-- WHAT IS BEING ASKED --
What is the number of lines in the data that contain "JSON"? Respond with nothing else.
====================
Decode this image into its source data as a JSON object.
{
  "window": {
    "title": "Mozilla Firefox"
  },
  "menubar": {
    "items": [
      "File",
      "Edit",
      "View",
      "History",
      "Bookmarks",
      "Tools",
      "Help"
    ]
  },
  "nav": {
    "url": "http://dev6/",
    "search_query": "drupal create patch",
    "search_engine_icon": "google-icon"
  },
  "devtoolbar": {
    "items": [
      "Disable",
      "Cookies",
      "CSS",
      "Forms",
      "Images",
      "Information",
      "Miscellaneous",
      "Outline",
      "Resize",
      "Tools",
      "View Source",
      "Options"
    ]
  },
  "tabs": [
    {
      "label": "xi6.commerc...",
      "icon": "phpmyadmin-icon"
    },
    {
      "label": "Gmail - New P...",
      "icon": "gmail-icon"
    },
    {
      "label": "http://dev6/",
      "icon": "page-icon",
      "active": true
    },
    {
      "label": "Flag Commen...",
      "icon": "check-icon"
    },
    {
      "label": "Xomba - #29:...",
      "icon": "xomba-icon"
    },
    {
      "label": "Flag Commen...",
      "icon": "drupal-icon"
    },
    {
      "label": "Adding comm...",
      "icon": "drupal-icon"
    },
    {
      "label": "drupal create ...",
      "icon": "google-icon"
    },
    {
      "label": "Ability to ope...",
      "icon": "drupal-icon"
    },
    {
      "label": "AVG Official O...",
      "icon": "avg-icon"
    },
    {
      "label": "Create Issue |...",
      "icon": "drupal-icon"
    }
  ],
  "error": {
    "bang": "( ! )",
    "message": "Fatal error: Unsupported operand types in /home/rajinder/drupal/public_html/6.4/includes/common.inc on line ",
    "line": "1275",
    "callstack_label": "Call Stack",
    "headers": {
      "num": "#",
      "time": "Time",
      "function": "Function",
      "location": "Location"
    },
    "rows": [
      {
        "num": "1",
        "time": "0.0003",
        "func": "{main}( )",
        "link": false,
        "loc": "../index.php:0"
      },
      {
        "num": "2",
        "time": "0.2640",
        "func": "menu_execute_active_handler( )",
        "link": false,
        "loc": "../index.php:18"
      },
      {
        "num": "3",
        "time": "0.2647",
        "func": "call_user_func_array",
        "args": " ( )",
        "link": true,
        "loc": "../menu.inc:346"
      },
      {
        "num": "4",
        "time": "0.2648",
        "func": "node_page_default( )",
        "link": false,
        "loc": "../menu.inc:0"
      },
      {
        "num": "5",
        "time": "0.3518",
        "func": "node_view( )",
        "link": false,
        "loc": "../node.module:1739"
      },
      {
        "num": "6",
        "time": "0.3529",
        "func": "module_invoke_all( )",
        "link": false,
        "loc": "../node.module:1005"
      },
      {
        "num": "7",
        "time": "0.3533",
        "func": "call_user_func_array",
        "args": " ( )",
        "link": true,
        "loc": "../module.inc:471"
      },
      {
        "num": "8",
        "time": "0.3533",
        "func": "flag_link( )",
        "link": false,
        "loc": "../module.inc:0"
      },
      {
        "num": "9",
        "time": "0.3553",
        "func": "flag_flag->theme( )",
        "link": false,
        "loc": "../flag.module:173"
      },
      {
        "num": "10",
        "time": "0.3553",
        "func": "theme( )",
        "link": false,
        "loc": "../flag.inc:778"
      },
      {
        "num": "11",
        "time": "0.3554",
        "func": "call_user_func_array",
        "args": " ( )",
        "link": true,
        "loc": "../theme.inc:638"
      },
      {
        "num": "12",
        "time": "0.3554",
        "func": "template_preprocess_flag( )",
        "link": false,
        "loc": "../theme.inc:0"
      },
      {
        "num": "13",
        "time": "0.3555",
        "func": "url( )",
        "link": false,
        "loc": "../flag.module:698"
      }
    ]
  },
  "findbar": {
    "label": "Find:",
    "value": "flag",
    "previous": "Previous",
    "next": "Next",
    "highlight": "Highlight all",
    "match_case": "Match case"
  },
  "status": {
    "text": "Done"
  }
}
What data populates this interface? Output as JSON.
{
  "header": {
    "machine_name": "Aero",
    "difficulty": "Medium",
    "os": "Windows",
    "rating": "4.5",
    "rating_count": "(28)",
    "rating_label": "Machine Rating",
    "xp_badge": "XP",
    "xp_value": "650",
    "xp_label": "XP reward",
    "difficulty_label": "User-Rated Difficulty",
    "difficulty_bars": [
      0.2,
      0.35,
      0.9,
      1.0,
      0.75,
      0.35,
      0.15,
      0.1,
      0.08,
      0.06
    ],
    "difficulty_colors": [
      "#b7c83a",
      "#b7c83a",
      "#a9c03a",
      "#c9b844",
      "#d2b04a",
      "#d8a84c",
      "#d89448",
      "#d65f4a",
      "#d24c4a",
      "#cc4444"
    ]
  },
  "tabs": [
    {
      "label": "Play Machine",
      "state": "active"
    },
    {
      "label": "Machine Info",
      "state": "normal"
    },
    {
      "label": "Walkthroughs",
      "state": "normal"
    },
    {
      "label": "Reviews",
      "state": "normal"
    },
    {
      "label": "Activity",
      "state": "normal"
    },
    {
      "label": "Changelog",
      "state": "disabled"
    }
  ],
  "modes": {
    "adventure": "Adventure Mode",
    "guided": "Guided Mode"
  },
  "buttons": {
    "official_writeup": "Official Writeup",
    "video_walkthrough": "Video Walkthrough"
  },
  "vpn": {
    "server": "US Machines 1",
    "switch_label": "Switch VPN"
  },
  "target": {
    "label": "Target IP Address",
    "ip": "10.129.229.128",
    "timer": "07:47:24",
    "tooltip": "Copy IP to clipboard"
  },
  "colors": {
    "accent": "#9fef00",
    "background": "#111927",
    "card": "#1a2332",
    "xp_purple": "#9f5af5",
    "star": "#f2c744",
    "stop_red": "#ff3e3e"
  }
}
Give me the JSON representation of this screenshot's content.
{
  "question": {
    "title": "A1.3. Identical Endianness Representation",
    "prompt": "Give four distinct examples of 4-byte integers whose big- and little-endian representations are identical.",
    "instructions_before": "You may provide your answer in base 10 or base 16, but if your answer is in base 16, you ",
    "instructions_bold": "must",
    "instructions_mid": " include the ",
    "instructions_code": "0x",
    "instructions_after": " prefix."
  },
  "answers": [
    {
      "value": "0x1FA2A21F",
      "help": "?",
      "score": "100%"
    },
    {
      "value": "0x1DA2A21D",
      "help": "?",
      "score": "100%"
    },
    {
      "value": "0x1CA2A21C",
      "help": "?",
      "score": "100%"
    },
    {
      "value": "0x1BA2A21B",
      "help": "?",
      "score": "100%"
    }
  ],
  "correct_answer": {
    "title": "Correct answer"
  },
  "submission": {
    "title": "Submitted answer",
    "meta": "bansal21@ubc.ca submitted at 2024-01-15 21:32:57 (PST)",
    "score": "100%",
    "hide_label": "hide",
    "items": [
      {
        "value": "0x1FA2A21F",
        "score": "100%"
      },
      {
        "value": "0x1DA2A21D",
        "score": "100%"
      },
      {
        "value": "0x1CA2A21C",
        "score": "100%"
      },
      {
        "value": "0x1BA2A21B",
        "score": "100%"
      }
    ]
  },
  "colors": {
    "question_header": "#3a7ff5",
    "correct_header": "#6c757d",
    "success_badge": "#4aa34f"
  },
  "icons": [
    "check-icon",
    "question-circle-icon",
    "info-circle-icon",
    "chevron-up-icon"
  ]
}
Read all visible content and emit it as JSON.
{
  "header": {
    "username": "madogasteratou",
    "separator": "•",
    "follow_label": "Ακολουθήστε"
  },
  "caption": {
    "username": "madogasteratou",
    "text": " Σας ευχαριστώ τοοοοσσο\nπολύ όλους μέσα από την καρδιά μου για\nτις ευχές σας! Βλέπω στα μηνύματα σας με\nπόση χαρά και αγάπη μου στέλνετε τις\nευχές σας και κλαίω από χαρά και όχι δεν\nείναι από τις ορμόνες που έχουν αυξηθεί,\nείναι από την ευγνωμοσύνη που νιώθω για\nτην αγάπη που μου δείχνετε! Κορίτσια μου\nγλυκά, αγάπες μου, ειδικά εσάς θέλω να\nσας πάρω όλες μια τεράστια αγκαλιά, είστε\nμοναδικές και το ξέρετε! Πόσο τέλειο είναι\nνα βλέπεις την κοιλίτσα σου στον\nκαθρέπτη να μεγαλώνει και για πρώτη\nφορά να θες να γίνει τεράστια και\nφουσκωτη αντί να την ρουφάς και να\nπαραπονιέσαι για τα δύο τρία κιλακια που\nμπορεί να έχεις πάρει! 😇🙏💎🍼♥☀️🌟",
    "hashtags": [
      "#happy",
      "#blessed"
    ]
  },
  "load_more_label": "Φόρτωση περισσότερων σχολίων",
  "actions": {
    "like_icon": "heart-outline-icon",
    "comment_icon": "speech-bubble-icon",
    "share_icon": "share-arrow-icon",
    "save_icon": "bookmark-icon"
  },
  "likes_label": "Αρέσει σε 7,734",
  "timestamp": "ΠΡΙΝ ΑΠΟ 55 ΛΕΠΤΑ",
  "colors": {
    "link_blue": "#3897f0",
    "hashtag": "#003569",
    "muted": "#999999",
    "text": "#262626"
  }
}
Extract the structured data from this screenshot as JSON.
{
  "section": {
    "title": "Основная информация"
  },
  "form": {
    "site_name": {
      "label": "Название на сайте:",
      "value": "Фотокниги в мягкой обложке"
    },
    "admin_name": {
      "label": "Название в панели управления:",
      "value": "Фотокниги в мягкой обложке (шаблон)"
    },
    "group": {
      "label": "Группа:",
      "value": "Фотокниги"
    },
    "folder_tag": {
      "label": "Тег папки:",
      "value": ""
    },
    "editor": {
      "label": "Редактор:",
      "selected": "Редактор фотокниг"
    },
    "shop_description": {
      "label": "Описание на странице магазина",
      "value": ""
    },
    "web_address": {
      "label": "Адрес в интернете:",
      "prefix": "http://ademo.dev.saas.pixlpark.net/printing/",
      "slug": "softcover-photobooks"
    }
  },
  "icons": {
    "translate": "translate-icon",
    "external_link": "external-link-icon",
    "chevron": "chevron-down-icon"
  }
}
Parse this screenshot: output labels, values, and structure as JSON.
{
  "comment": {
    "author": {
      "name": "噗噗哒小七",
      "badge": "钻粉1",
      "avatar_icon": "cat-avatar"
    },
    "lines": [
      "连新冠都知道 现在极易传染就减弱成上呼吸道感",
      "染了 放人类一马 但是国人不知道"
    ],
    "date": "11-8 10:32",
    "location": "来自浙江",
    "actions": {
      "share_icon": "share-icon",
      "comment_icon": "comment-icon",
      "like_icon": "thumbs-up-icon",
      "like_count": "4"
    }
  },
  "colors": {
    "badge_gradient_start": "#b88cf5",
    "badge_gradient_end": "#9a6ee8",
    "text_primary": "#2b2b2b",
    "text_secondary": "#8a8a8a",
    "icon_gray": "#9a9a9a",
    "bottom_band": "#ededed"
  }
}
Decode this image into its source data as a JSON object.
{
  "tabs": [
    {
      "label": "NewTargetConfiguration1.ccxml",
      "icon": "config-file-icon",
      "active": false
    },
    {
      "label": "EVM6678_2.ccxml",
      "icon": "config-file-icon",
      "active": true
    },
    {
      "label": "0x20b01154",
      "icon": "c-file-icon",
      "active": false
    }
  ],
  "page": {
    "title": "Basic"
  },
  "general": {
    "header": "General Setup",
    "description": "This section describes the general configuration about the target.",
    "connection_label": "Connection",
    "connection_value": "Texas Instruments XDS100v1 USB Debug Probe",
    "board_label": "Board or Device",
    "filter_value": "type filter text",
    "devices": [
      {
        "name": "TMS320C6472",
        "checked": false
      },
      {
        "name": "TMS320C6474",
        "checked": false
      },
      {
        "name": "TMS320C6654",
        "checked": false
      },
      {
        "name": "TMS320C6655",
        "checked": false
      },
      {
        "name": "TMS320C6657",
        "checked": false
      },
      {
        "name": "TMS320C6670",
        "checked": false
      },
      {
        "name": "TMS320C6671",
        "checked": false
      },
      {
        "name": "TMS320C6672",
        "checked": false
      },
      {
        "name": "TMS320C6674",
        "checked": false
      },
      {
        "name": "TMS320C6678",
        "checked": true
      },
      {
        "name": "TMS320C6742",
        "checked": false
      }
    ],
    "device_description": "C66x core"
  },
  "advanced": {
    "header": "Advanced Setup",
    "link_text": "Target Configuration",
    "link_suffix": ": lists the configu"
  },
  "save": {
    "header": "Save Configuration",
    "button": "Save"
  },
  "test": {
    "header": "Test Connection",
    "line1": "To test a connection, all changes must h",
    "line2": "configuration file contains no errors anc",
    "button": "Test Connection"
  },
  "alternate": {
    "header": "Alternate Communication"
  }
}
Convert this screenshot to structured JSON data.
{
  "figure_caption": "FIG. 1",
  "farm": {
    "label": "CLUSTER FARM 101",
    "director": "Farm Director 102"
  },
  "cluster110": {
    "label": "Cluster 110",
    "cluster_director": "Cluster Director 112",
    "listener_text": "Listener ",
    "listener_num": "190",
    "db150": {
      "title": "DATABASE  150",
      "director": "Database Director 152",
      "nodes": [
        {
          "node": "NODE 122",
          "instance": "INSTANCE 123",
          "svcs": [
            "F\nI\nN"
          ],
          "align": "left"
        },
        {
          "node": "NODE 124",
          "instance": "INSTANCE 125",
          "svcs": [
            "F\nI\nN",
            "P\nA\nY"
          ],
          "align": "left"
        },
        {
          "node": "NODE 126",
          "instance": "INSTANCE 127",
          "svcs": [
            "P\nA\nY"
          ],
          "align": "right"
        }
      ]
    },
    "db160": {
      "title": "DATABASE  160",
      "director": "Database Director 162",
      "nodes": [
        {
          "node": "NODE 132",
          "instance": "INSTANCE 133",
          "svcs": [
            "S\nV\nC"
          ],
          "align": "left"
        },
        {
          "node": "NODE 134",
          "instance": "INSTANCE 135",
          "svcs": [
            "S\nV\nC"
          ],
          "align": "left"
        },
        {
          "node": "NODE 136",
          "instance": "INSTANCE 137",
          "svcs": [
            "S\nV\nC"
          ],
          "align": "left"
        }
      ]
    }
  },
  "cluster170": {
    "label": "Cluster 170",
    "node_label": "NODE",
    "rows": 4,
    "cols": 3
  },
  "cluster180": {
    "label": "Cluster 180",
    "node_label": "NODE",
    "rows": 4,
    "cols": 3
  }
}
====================
-- SOLUTION TO THE EXERCISE --
8